Provided records START

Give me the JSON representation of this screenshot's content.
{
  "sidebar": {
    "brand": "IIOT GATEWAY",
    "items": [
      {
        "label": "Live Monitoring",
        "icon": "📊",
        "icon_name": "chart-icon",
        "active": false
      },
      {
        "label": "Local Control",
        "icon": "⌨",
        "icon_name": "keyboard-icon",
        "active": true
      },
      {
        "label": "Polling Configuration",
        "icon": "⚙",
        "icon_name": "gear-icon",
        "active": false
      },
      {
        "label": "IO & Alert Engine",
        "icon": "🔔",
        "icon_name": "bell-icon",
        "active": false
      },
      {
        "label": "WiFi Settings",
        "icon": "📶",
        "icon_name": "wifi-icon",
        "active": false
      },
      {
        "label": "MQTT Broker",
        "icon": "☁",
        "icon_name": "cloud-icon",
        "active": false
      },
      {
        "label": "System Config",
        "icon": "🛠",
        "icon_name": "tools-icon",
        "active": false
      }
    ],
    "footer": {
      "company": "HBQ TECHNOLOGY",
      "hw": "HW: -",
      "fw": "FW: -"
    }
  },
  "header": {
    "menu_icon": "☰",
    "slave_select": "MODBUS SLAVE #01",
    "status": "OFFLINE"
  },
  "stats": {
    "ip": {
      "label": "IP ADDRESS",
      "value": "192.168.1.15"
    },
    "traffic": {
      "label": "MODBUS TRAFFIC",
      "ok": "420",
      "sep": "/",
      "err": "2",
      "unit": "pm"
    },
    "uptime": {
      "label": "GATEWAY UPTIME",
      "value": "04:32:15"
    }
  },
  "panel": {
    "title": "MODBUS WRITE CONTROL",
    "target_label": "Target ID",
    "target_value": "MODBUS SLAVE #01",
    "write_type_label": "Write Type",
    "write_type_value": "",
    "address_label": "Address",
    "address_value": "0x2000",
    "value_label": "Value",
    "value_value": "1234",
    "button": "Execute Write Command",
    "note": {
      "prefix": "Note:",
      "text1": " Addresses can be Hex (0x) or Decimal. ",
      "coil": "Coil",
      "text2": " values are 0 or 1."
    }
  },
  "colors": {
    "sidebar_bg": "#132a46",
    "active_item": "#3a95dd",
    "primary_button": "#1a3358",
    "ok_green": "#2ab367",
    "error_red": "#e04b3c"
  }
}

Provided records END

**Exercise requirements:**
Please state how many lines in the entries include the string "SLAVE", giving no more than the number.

**Task answer:**
2